Department of Fish and Wildlife crews are examining and relocating bighorn sheep and studying deer in the Eastern Sierra this week. Fish and Wildlife Public Information Officer Andrew Hughan said that more than two dozen volunteers from around the state are working closely with Fish and Wildlife biologists and regional staff to capture, evaluate and relocate healthy bighorn sheep in the Sierra Nevada range. Hughan provided this report on sheep and deer activities:
The sheep are part of a herd located north of Bishop that are being translocated to the western slope of the Sierra to expand the range of the federally listed species.
The 11 animals moved will form the tenth individual small group created since the bighorn repopulation program began in the early 1990s. The federal government has said that once 13 groups are formed and sustained, the Sierra Nevada bighorn will become a candidate for delisting as an endangered species.
Fish and Wildlife biologists estimate it will be at least another three years before the sheep population reproduces enough lambs for biologists to continue the repopulation effort and create the 13 groups.
CDFW biologists, staff and volunteers also worked together on Thursday to collect, evaluate, tag and return California mule deer to their home ranges near Bishop.
Mule deer are abundant in the Eastern Sierra, and scientists have long sought an accurate way to estimate their population and general health. This week marked the beginning of a five-year study that will involve capturing dozens of deer from three different established herds, bringing them to a base camp where they will be given a full veterinary evaluation (measurements, blood, and DNA samples taken) and then returning them to the range. Processing an animal, from start to finish, takes less than an hour.
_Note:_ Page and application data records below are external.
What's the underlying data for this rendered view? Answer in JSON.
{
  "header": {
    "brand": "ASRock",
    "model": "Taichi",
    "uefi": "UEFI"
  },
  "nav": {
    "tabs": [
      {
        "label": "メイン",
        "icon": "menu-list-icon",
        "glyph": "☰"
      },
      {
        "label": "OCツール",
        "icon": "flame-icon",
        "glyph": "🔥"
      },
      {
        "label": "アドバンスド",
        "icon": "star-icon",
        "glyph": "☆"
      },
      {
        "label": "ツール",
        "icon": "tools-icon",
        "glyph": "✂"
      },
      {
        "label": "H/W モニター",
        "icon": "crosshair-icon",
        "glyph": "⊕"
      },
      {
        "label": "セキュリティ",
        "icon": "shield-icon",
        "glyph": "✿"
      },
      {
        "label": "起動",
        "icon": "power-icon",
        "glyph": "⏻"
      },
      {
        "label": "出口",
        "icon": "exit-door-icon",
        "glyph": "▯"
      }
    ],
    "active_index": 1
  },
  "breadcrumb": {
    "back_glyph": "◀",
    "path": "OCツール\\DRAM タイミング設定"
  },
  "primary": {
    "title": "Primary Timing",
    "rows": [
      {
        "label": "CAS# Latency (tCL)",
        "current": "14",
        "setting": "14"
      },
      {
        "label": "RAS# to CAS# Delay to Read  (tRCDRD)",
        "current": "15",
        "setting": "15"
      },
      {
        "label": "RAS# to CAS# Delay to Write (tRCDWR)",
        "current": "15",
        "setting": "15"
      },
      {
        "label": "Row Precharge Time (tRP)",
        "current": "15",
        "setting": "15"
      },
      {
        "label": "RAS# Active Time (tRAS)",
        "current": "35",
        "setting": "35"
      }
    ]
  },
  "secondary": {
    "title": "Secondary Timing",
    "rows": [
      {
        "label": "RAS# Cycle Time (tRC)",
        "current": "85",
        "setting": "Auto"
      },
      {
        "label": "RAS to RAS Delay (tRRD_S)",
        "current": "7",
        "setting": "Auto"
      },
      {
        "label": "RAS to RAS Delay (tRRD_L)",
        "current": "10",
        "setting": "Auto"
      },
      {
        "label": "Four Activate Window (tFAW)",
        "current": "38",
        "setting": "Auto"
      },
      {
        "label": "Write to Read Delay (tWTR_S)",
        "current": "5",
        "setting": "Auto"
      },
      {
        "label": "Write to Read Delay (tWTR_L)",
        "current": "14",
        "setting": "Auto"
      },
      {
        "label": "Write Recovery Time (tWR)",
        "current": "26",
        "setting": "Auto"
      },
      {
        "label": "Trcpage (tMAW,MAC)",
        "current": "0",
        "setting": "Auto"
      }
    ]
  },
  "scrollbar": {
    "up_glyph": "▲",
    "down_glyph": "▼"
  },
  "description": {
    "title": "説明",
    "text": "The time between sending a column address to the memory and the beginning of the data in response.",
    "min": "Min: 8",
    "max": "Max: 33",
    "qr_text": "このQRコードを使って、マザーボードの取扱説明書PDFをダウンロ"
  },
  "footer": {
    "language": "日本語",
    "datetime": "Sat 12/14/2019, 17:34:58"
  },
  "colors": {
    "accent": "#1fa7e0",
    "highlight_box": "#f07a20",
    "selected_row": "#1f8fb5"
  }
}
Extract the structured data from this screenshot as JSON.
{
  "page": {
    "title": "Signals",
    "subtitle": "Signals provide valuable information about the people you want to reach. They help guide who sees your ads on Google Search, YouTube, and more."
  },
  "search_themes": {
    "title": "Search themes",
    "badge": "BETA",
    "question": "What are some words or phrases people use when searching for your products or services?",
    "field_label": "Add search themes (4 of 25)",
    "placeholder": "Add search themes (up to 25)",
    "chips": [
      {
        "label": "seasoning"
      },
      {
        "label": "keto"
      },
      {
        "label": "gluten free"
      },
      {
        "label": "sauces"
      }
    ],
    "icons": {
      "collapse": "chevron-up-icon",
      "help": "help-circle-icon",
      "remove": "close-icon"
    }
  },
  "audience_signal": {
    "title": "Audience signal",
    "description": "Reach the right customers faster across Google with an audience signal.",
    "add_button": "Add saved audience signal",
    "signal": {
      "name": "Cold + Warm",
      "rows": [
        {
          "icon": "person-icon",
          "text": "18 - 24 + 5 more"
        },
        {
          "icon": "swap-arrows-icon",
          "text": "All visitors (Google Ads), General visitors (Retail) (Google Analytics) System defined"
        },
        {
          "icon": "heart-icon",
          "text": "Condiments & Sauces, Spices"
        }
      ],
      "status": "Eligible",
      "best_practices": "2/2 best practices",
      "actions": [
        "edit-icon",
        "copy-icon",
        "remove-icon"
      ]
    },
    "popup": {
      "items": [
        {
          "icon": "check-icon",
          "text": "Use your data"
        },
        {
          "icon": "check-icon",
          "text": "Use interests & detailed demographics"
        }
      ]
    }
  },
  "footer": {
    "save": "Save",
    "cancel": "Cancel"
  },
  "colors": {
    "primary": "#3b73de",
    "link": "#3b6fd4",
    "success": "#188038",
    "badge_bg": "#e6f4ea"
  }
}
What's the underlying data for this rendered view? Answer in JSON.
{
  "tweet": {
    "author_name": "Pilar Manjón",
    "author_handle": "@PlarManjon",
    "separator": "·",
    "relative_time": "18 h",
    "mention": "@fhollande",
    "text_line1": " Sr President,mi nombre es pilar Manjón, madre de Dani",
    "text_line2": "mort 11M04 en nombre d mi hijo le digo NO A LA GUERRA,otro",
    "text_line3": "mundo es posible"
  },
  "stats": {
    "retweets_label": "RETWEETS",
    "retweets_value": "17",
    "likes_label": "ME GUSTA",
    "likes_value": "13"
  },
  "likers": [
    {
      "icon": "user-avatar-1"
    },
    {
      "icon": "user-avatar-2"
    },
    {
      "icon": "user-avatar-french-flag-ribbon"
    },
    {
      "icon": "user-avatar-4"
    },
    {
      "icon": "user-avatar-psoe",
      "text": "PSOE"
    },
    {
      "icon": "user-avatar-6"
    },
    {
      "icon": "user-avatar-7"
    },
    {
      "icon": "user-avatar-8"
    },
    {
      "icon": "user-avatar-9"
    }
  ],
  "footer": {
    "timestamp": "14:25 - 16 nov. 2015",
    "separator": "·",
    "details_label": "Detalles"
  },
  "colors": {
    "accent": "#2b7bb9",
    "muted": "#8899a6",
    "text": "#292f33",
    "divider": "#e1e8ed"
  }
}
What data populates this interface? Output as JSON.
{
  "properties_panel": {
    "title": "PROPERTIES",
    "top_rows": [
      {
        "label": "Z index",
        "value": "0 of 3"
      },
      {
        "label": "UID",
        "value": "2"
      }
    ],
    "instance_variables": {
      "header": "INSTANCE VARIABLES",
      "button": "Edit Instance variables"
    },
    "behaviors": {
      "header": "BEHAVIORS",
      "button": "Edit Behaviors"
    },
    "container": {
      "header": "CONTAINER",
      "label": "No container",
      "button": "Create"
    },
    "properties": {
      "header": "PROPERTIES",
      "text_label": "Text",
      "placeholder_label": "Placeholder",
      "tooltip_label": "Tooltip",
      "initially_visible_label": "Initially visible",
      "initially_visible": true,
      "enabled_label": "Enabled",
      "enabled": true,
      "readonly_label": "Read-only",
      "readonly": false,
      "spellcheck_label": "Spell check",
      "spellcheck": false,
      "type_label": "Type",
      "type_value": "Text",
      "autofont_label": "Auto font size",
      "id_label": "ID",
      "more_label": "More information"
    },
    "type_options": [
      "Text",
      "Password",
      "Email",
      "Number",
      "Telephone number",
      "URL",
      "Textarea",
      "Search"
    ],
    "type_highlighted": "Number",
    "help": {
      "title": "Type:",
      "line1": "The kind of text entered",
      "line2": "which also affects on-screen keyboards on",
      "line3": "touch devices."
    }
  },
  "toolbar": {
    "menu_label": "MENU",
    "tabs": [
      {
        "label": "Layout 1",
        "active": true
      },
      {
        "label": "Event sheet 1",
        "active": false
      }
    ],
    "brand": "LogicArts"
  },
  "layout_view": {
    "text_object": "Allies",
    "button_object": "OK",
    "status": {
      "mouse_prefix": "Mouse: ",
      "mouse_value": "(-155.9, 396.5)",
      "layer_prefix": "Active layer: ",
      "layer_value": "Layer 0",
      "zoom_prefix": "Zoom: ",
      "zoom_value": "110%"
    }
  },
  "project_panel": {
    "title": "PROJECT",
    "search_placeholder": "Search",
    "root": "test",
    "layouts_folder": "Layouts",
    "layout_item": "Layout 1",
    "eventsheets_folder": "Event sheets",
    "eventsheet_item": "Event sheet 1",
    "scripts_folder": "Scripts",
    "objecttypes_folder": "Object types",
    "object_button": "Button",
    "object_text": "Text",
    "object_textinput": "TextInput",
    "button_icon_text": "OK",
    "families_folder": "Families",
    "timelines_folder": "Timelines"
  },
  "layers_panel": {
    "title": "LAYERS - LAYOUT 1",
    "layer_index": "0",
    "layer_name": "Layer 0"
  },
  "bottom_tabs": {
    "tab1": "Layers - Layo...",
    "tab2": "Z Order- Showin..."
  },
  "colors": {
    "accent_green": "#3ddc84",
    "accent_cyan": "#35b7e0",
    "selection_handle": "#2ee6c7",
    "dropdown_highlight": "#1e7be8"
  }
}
Each animal is fitted with a brightly colored UHF tracking collar that will send location data to CDFW. This will allow staff to monitor movements of the animals and the herd as a whole, over time.